It is the same area where another American relief worker, Fred Cuny, disappeared during the first Chechen war in April 1995.

"Our concern is the people in need. They are the ones suffering needlessly through this," says Jim Lewis, the logistical coordinator for MSF-Holland in Moscow. "I'm sure the people who abducted Kenny are aware of the repercussions."

Russia immediately blamed Chechen guerrillas, who in turn denied any role, and vowed to find Mr. Gluck. Russian officials also accused MSF of being in Chechnya illegally - an allegation the group denies - and noted that kidnapping was once a top money-earning industry during Chechnya's failed bid at self-rule from 1996 to 1999.

Moscow has made it clear that aid workers are unwelcome and made relief access extremely difficult. In a late December appearance on a Russian talk show, Russian officials were visibly discomfited when Gluck, the lone dissenting voice, criticized Russia's role in Chechnya and became somewhat emotional about the continued suffering of Chechens.

Russian forces have created an atmosphere of "psychological intimidation," says Lipkhan Basayeva, a member of the Russian human rights group Memorial, who is based in Ingushetia. In recent months, Gluck and his local staff had sometimes been delayed at Russian checkpoints, and accused of "collecting military information," says Ms. Basayeva.

Chechen civilians have alleged they were held for ransom by Russian troops. "It is very easy to provide protection from the bandits. The problem is to provide protection from federal troops," says Basayeva. "From our point of view, [Gluck's] kidnapping was either an organized and well-planned action [by Russians] or an initiative of some Russian military groups controlled by nobody."

Russian officials dismiss such claims as an "exotic version" of events.

Russian troops stand accused of a host of human rights abuses against civilians, and are frustrated that a campaign once billed as "limited" - and officially launched, in part, to stop kidnapping - has bogged down.

"Nobody wins," says Alexei Malashenko, an analyst with the Carnegie Endowment in Moscow. The Chechen people are the "biggest" losers, as well as Chechen rebels, "because their image as lawless and undisciplined criminal gangs has been vividly revived.

"It is not an unqualified propaganda success for Russia" either, he adds, "because Moscow's inability to control the region or even provide elementary security is clearly underlined by this episode."

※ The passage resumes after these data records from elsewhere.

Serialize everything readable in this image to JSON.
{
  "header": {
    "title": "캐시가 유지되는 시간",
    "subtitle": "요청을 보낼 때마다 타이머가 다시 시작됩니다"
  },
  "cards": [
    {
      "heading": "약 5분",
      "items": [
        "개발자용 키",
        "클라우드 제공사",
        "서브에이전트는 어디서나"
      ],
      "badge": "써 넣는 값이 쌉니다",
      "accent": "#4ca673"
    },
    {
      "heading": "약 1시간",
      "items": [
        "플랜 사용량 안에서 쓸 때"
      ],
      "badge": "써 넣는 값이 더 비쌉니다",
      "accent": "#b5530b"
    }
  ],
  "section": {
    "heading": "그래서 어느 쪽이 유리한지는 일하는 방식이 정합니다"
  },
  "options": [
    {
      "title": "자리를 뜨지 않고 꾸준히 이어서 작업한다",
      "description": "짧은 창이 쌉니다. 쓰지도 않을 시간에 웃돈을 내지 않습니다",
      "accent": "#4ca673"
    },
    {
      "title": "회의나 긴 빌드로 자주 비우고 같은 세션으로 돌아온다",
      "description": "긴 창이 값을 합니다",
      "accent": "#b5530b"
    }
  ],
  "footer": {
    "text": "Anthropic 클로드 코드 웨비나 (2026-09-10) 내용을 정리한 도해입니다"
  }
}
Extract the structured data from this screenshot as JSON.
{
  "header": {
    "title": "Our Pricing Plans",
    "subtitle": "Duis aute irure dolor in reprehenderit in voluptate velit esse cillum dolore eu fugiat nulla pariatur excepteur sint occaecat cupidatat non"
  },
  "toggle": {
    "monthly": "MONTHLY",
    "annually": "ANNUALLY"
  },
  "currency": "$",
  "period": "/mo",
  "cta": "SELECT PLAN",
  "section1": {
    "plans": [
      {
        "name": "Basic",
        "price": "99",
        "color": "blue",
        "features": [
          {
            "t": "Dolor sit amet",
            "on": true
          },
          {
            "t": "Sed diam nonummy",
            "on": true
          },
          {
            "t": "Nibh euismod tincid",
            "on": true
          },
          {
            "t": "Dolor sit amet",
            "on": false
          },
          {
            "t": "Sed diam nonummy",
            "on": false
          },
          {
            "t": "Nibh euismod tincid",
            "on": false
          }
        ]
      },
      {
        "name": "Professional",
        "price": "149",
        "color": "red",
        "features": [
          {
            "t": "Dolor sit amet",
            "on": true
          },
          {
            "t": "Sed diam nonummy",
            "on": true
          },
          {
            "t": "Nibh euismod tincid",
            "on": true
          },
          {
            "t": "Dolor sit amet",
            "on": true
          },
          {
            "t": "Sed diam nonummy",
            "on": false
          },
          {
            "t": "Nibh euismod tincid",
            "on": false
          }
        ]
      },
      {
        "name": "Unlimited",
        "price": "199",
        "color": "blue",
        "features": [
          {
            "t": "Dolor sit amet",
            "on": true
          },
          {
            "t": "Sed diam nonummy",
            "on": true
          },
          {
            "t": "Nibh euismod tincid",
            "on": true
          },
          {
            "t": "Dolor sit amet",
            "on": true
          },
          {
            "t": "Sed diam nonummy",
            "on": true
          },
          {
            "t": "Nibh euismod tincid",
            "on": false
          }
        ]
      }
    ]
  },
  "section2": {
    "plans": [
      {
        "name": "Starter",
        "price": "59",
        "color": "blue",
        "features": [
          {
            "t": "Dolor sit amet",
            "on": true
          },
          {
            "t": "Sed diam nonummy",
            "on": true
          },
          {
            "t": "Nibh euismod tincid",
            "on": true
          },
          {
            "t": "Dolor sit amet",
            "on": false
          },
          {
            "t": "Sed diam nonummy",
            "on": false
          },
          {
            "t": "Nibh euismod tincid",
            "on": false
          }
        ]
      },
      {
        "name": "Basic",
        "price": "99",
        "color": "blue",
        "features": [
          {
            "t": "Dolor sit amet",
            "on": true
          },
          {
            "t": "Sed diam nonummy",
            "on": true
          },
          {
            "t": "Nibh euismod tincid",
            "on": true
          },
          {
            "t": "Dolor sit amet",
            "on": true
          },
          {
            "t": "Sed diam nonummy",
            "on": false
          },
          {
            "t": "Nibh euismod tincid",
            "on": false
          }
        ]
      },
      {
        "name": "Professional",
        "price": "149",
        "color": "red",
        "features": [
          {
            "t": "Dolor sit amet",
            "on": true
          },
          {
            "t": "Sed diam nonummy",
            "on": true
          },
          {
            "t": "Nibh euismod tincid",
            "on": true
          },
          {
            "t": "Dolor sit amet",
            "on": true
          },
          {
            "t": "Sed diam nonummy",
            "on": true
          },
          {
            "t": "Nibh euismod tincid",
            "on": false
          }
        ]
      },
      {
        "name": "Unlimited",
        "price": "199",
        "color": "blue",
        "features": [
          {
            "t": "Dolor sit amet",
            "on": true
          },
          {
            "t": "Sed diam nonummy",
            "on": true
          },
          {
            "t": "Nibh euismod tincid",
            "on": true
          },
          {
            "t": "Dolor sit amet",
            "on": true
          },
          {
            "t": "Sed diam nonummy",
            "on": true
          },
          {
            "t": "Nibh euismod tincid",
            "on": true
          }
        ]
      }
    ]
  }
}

Caught in the middle are relief agencies like MSF, which since February last year has expanded work in Chechnya to include supplying medical help to 120,000 people per month.